**Activity:** Across the data below, state how many lines hold "Guest", and reply with nothing but that number.

**Data to use:**
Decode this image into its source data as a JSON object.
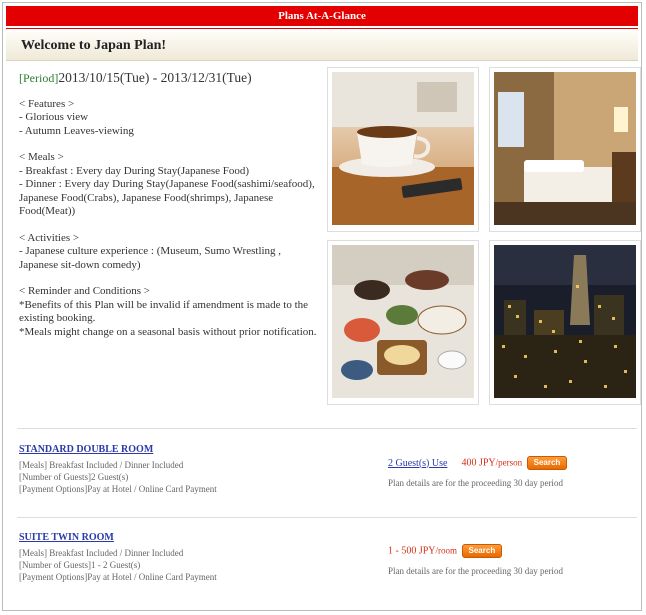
{
  "header": {
    "title": "Plans At-A-Glance"
  },
  "plan": {
    "welcome": "Welcome to Japan Plan!",
    "period_label": "[Period]",
    "period_value": "2013/10/15(Tue) - 2013/12/31(Tue)",
    "features_title": "< Features >",
    "features": [
      "- Glorious view",
      "- Autumn Leaves-viewing"
    ],
    "meals_title": "< Meals >",
    "meals": [
      "- Breakfast : Every day During Stay(Japanese Food)",
      "- Dinner : Every day During Stay(Japanese Food(sashimi/seafood), Japanese Food(Crabs), Japanese Food(shrimps), Japanese Food(Meat))"
    ],
    "activities_title": "< Activities >",
    "activities": [
      "- Japanese culture experience : (Museum, Sumo Wrestling , Japanese sit-down comedy)"
    ],
    "reminder_title": "< Reminder and Conditions >",
    "reminders": [
      "*Benefits of this Plan will be invalid if amendment is made to the existing booking.",
      "*Meals might change on a seasonal basis without prior notification."
    ]
  },
  "photos": [
    "coffee-cup-photo",
    "hotel-room-photo",
    "japanese-meal-photo",
    "city-night-view-photo"
  ],
  "rooms": [
    {
      "name": "STANDARD DOUBLE ROOM",
      "meals": "[Meals] Breakfast Included / Dinner Included",
      "guests_info": "[Number of Guests]2 Guest(s)",
      "payment": "[Payment Options]Pay at Hotel / Online Card Payment",
      "guests_link": "2 Guest(s) Use",
      "price": "400 JPY",
      "price_unit": "/person",
      "search": "Search",
      "note": "Plan details are for the proceeding 30 day period"
    },
    {
      "name": "SUITE TWIN ROOM",
      "meals": "[Meals] Breakfast Included / Dinner Included",
      "guests_info": "[Number of Guests]1 - 2 Guest(s)",
      "payment": "[Payment Options]Pay at Hotel / Online Card Payment",
      "price": "1 - 500 JPY",
      "price_unit": "/room",
      "search": "Search",
      "note": "Plan details are for the proceeding 30 day period"
    }
  ],
  "colors": {
    "header_red": "#e30000",
    "link_blue": "#2a3aa8",
    "price_red": "#d32f1a",
    "button_orange": "#f08020"
  }
}
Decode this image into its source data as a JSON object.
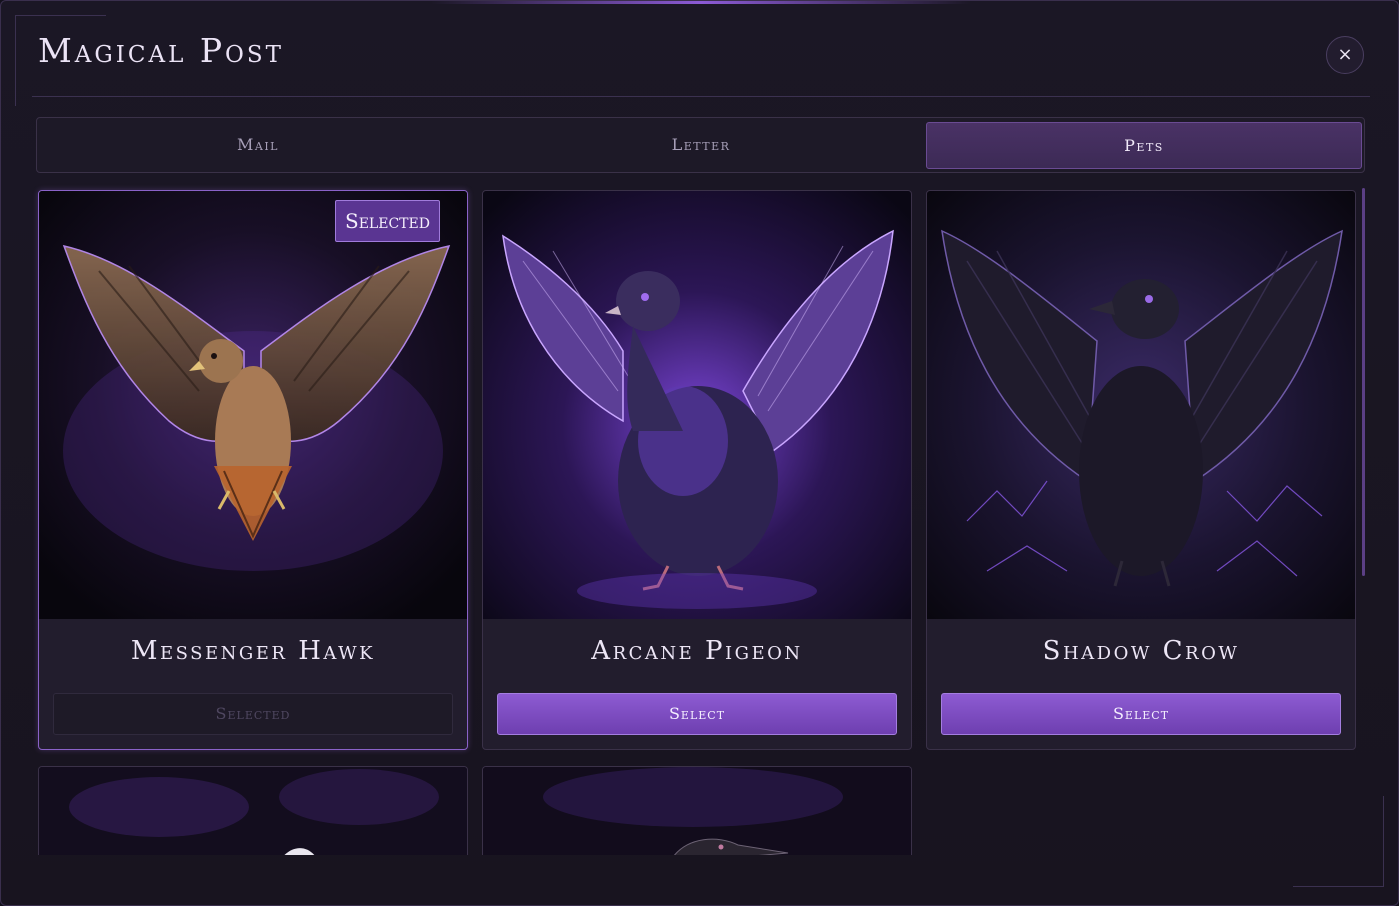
{
  "window": {
    "title": "Magical Post",
    "close_label": "×"
  },
  "tabs": [
    {
      "label": "Mail",
      "active": false
    },
    {
      "label": "Letter",
      "active": false
    },
    {
      "label": "Pets",
      "active": true
    }
  ],
  "pets": [
    {
      "name": "Messenger Hawk",
      "button": "Selected",
      "badge": "Selected",
      "selected": true,
      "icon": "hawk-illustration"
    },
    {
      "name": "Arcane Pigeon",
      "button": "Select",
      "selected": false,
      "icon": "pigeon-illustration"
    },
    {
      "name": "Shadow Crow",
      "button": "Select",
      "selected": false,
      "icon": "crow-illustration"
    },
    {
      "name": "",
      "icon": "owl-illustration"
    },
    {
      "name": "",
      "icon": "cormorant-illustration"
    }
  ],
  "colors": {
    "accent": "#8d5bd2",
    "background": "#18141f",
    "card": "#221d2d",
    "text": "#ede6f6"
  }
}
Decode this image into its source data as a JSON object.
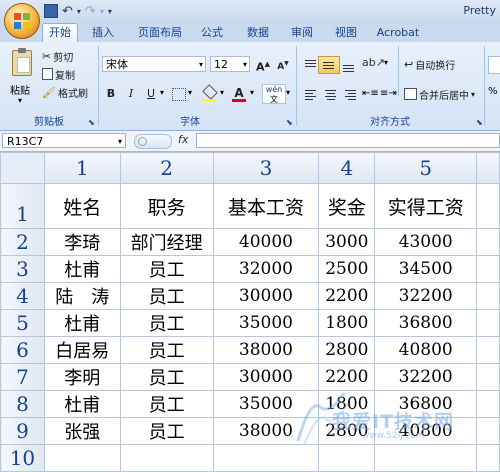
{
  "title_bar": {
    "title": "Pretty",
    "qat_undo": "↶",
    "qat_redo": "↷"
  },
  "tabs": [
    "开始",
    "插入",
    "页面布局",
    "公式",
    "数据",
    "审阅",
    "视图",
    "Acrobat"
  ],
  "active_tab": "开始",
  "clipboard": {
    "paste": "粘贴",
    "cut": "剪切",
    "copy": "复制",
    "format_painter": "格式刷",
    "group_label": "剪贴板"
  },
  "font": {
    "name": "宋体",
    "size": "12",
    "grow": "A",
    "shrink": "A",
    "bold": "B",
    "italic": "I",
    "underline": "U",
    "wen": "wén",
    "group_label": "字体"
  },
  "alignment": {
    "wrap_text": "自动换行",
    "merge_center": "合并后居中",
    "group_label": "对齐方式"
  },
  "formula_bar": {
    "cell_ref": "R13C7",
    "fx": "fx",
    "value": ""
  },
  "columns": [
    "1",
    "2",
    "3",
    "4",
    "5"
  ],
  "rows": [
    {
      "num": "1",
      "cells": [
        "姓名",
        "职务",
        "基本工资",
        "奖金",
        "实得工资"
      ]
    },
    {
      "num": "2",
      "cells": [
        "李琦",
        "部门经理",
        "40000",
        "3000",
        "43000"
      ]
    },
    {
      "num": "3",
      "cells": [
        "杜甫",
        "员工",
        "32000",
        "2500",
        "34500"
      ]
    },
    {
      "num": "4",
      "cells": [
        "陆　涛",
        "员工",
        "30000",
        "2200",
        "32200"
      ]
    },
    {
      "num": "5",
      "cells": [
        "杜甫",
        "员工",
        "35000",
        "1800",
        "36800"
      ]
    },
    {
      "num": "6",
      "cells": [
        "白居易",
        "员工",
        "38000",
        "2800",
        "40800"
      ]
    },
    {
      "num": "7",
      "cells": [
        "李明",
        "员工",
        "30000",
        "2200",
        "32200"
      ]
    },
    {
      "num": "8",
      "cells": [
        "杜甫",
        "员工",
        "35000",
        "1800",
        "36800"
      ]
    },
    {
      "num": "9",
      "cells": [
        "张强",
        "员工",
        "38000",
        "2800",
        "40800"
      ]
    },
    {
      "num": "10",
      "cells": [
        "",
        "",
        "",
        "",
        ""
      ]
    }
  ],
  "watermark": {
    "text": "我爱IT技术网",
    "url": "www.52ij.com"
  }
}
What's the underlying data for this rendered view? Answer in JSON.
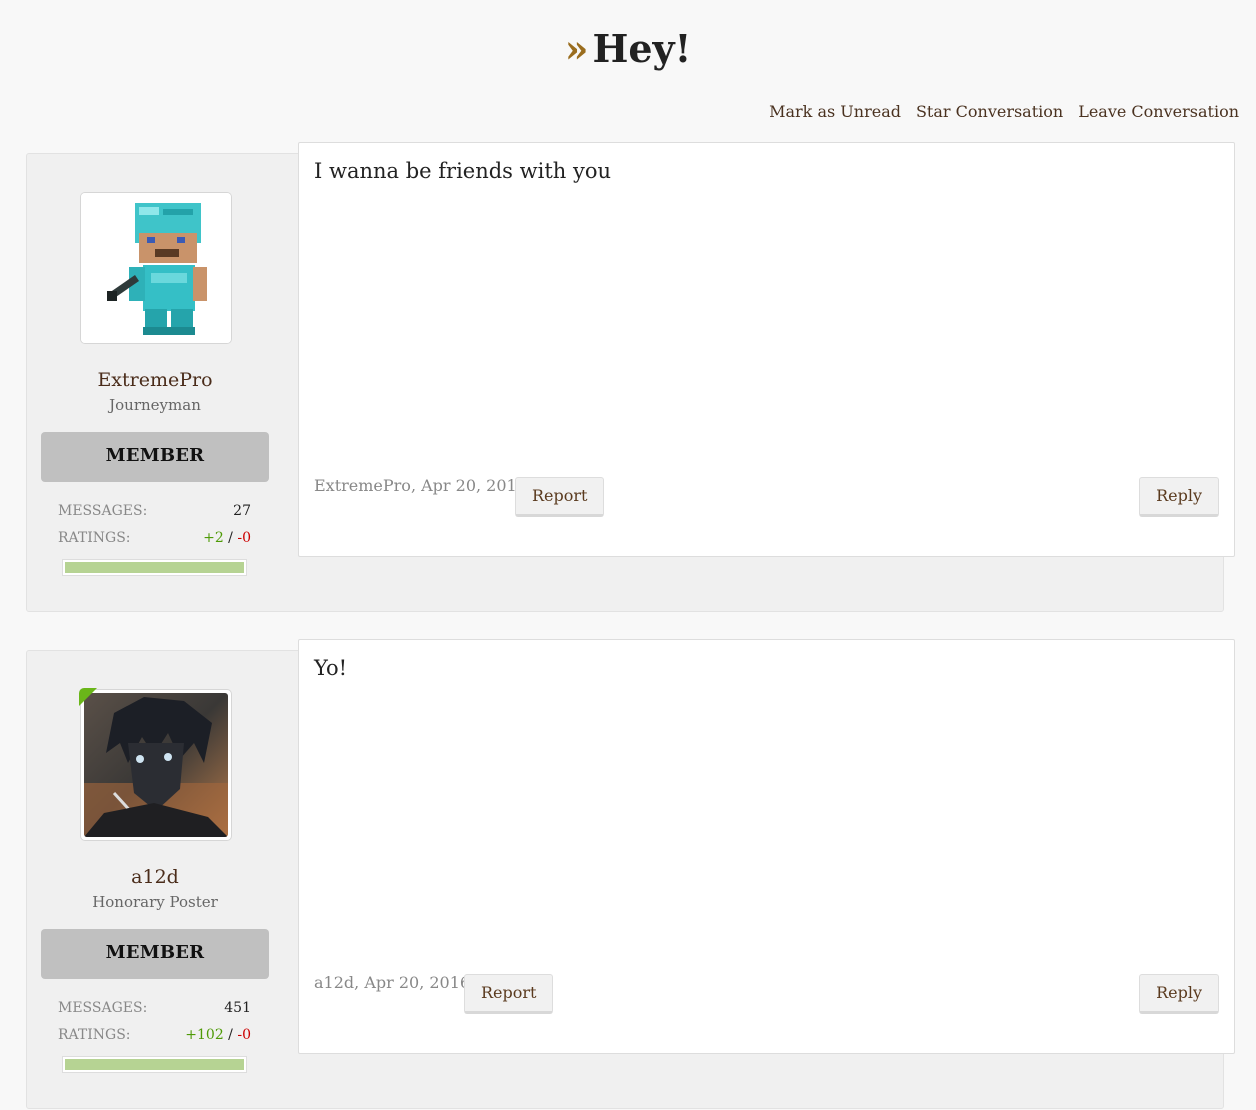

**Result of this task:** 3